■ **PROBLEM REQUIREMENTS**
In the entries below, find the lines with the word "this" and copy them.

──────── EXERCISE MATERIAL

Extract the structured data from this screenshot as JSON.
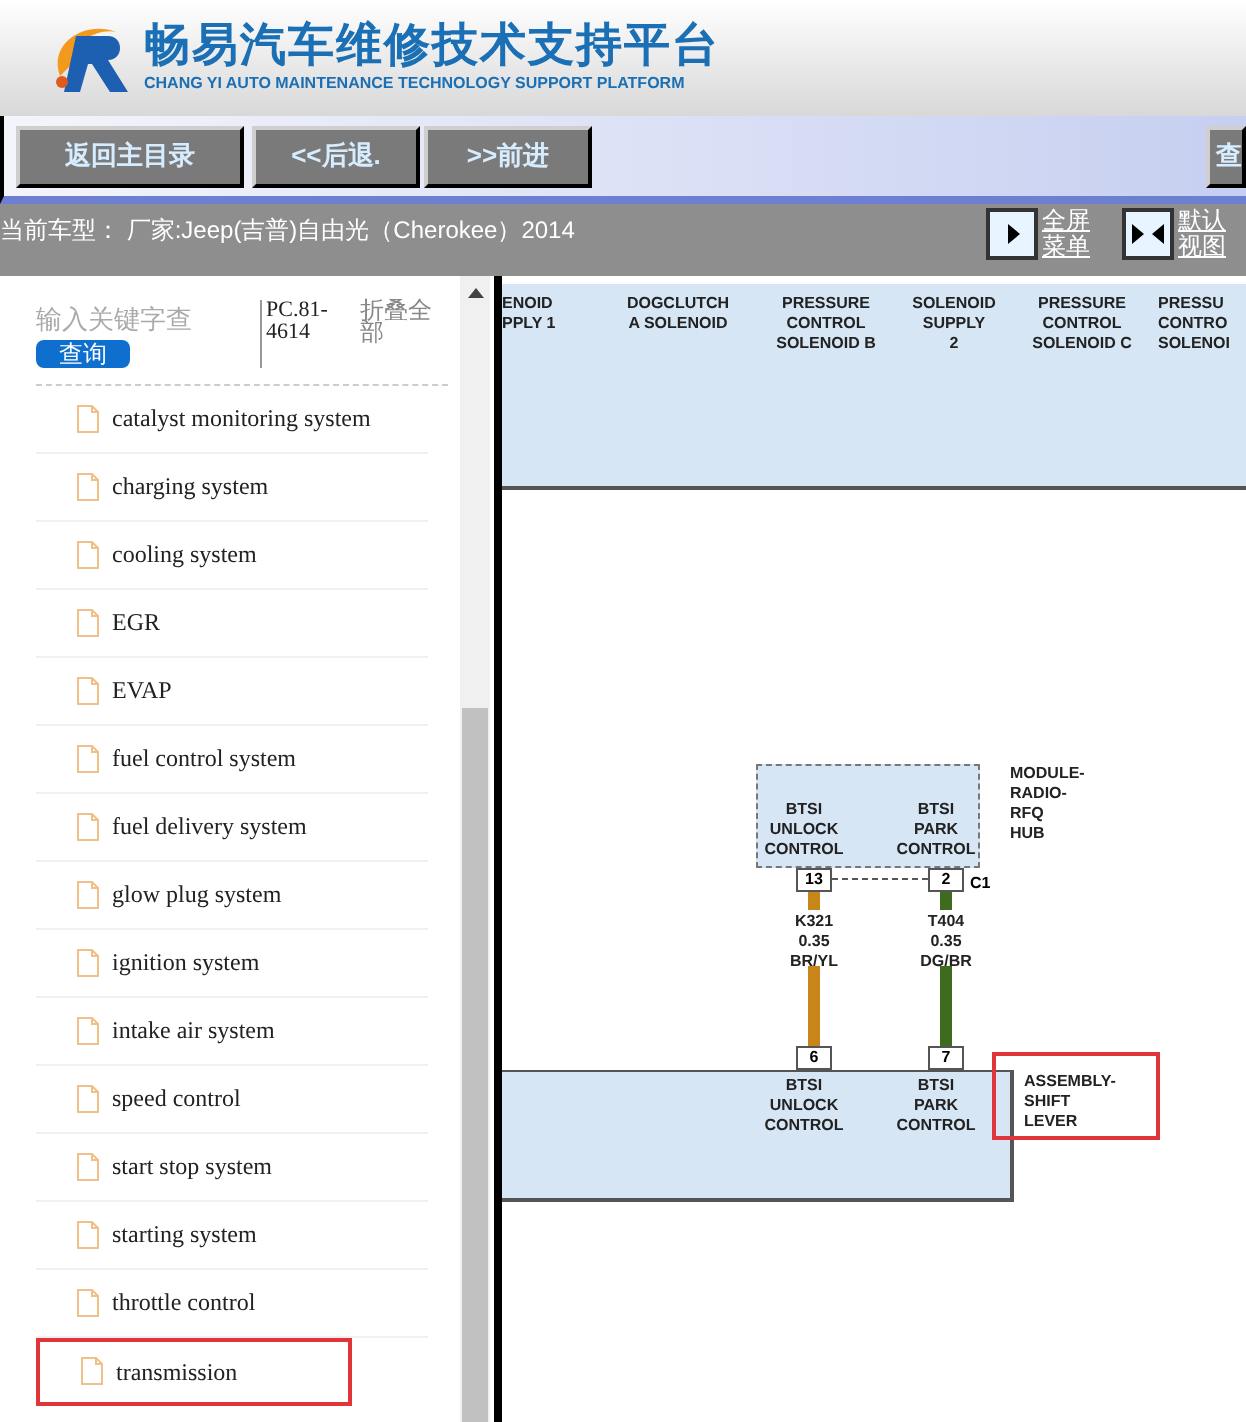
{
  "header": {
    "title": "畅易汽车维修技术支持平台",
    "subtitle": "CHANG YI AUTO MAINTENANCE TECHNOLOGY SUPPORT PLATFORM"
  },
  "nav": {
    "buttons": [
      "返回主目录",
      "<<后退.",
      ">>前进",
      "查"
    ]
  },
  "vehicle_bar": {
    "vehicle": "当前车型： 厂家:Jeep(吉普)自由光（Cherokee）2014",
    "actions": [
      {
        "kind": "fullscreen",
        "label": "全屏菜单"
      },
      {
        "kind": "default",
        "label": "默认视图"
      }
    ]
  },
  "sidebar": {
    "search": {
      "placeholder": "输入关键字查",
      "button": "查询"
    },
    "code": "PC.81-4614",
    "collapse_all": "折叠全部",
    "items": [
      {
        "label": "catalyst monitoring system",
        "selected": false
      },
      {
        "label": "charging system",
        "selected": false
      },
      {
        "label": "cooling system",
        "selected": false
      },
      {
        "label": "EGR",
        "selected": false
      },
      {
        "label": "EVAP",
        "selected": false
      },
      {
        "label": "fuel control system",
        "selected": false
      },
      {
        "label": "fuel delivery system",
        "selected": false
      },
      {
        "label": "glow plug system",
        "selected": false
      },
      {
        "label": "ignition system",
        "selected": false
      },
      {
        "label": "intake air system",
        "selected": false
      },
      {
        "label": "speed control",
        "selected": false
      },
      {
        "label": "start stop system",
        "selected": false
      },
      {
        "label": "starting system",
        "selected": false
      },
      {
        "label": "throttle control",
        "selected": false
      },
      {
        "label": "transmission",
        "selected": true
      }
    ]
  },
  "diagram": {
    "top_component_pins": [
      [
        "ENOID",
        "PPLY 1"
      ],
      [
        "DOGCLUTCH",
        "A SOLENOID"
      ],
      [
        "PRESSURE",
        "CONTROL",
        "SOLENOID B"
      ],
      [
        "SOLENOID",
        "SUPPLY",
        "2"
      ],
      [
        "PRESSURE",
        "CONTROL",
        "SOLENOID C"
      ],
      [
        "PRESSU",
        "CONTRO",
        "SOLENOI"
      ]
    ],
    "module": {
      "name": [
        "MODULE-",
        "RADIO-",
        "RFQ",
        "HUB"
      ],
      "connector": "C1",
      "pins": [
        {
          "function": [
            "BTSI",
            "UNLOCK",
            "CONTROL"
          ],
          "pin": "13"
        },
        {
          "function": [
            "BTSI",
            "PARK",
            "CONTROL"
          ],
          "pin": "2"
        }
      ]
    },
    "wires": [
      {
        "circuit": [
          "K321",
          "0.35",
          "BR/YL"
        ],
        "color": "#c8861a"
      },
      {
        "circuit": [
          "T404",
          "0.35",
          "DG/BR"
        ],
        "color": "#3f6b1f"
      }
    ],
    "shift_lever": {
      "name": [
        "ASSEMBLY-",
        "SHIFT",
        "LEVER"
      ],
      "highlighted": true,
      "pins": [
        {
          "function": [
            "BTSI",
            "UNLOCK",
            "CONTROL"
          ],
          "pin": "6"
        },
        {
          "function": [
            "BTSI",
            "PARK",
            "CONTROL"
          ],
          "pin": "7"
        }
      ]
    }
  }
}
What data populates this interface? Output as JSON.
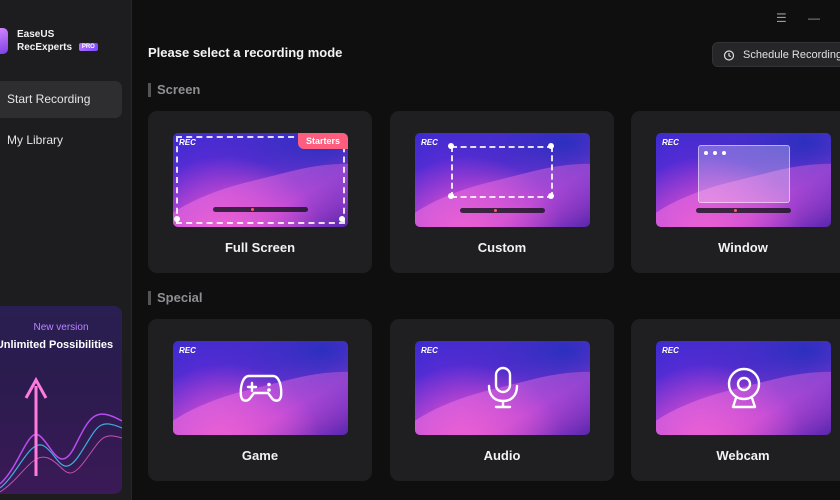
{
  "app": {
    "brand_line1": "EaseUS",
    "brand_line2": "RecExperts",
    "pro_label": "PRO"
  },
  "topbar": {
    "menu_icon": "menu-icon",
    "minimize_icon": "minimize-icon"
  },
  "sidebar": {
    "items": [
      {
        "label": "Start Recording",
        "active": true
      },
      {
        "label": "My Library",
        "active": false
      }
    ],
    "promo": {
      "kicker": "New version",
      "title": "Unlimited Possibilities"
    }
  },
  "main": {
    "title": "Please select a recording mode",
    "schedule_button": "Schedule Recording",
    "sections": [
      {
        "label": "Screen",
        "cards": [
          {
            "label": "Full Screen",
            "rec": "REC",
            "badge": "Starters"
          },
          {
            "label": "Custom",
            "rec": "REC"
          },
          {
            "label": "Window",
            "rec": "REC"
          }
        ]
      },
      {
        "label": "Special",
        "cards": [
          {
            "label": "Game",
            "rec": "REC",
            "icon": "gamepad-icon"
          },
          {
            "label": "Audio",
            "rec": "REC",
            "icon": "microphone-icon"
          },
          {
            "label": "Webcam",
            "rec": "REC",
            "icon": "webcam-icon"
          }
        ]
      }
    ]
  },
  "colors": {
    "background": "#0f0f10",
    "sidebar": "#1d1d1f",
    "card": "#1f1f21",
    "accent": "#7b3fe4",
    "badge": "#ff5d7d"
  }
}
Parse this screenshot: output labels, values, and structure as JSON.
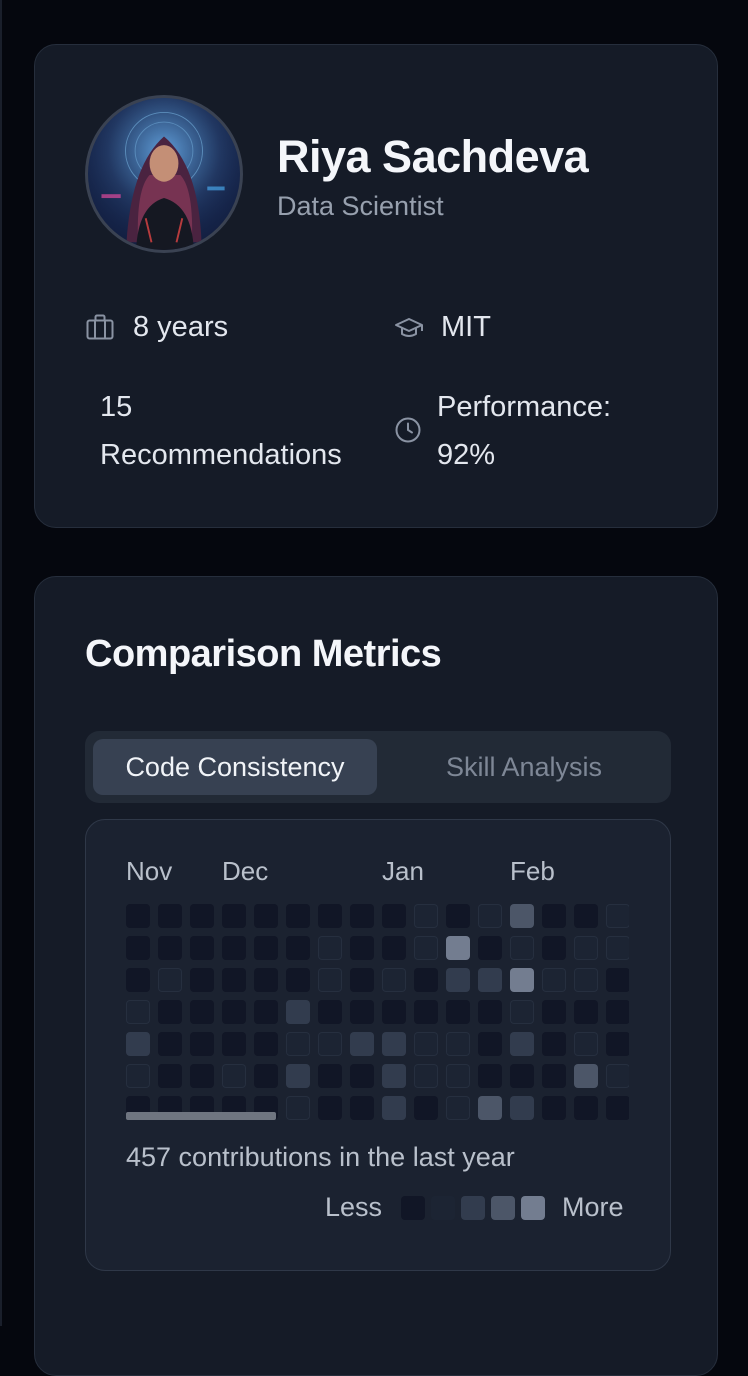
{
  "profile": {
    "name": "Riya Sachdeva",
    "role": "Data Scientist",
    "stats": {
      "experience": "8 years",
      "education": "MIT",
      "recommendations_line1": "15",
      "recommendations_line2": "Recommendations",
      "performance_line1": "Performance:",
      "performance_line2": "92%"
    },
    "icons": {
      "experience": "briefcase-icon",
      "education": "graduation-cap-icon",
      "performance": "clock-icon"
    }
  },
  "metrics": {
    "title": "Comparison Metrics",
    "tabs": [
      {
        "label": "Code Consistency",
        "active": true
      },
      {
        "label": "Skill Analysis",
        "active": false
      }
    ],
    "heatmap": {
      "months": [
        "Nov",
        "Dec",
        "Jan",
        "Feb"
      ],
      "summary": "457 contributions in the last year",
      "legend_less": "Less",
      "legend_more": "More",
      "levels": [
        [
          0,
          0,
          0,
          0,
          0,
          0,
          0,
          0,
          0,
          1,
          0,
          1,
          3,
          0,
          0,
          1
        ],
        [
          0,
          0,
          0,
          0,
          0,
          0,
          1,
          0,
          0,
          1,
          4,
          0,
          1,
          0,
          1,
          1
        ],
        [
          0,
          1,
          0,
          0,
          0,
          0,
          1,
          0,
          1,
          0,
          2,
          2,
          4,
          1,
          1,
          0
        ],
        [
          1,
          0,
          0,
          0,
          0,
          2,
          0,
          0,
          0,
          0,
          0,
          0,
          1,
          0,
          0,
          0
        ],
        [
          2,
          0,
          0,
          0,
          0,
          1,
          1,
          2,
          2,
          1,
          1,
          0,
          2,
          0,
          1,
          0
        ],
        [
          1,
          0,
          0,
          1,
          0,
          2,
          0,
          0,
          2,
          1,
          1,
          0,
          0,
          0,
          3,
          1
        ],
        [
          0,
          0,
          0,
          0,
          0,
          1,
          0,
          0,
          2,
          0,
          1,
          3,
          2,
          0,
          0,
          0
        ]
      ]
    }
  },
  "colors": {
    "background": "#05070e",
    "card": "#151b27",
    "level0": "#111626",
    "level1": "#1c2433",
    "level2": "#323c4e",
    "level3": "#4c5668",
    "level4": "#737d90"
  }
}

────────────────

■ **FINISHED EXERCISE**
Extract the structured data from this screenshot as JSON.
What data populates this interface? Output as JSON.
Parse this screenshot: output labels, values, and structure as JSON.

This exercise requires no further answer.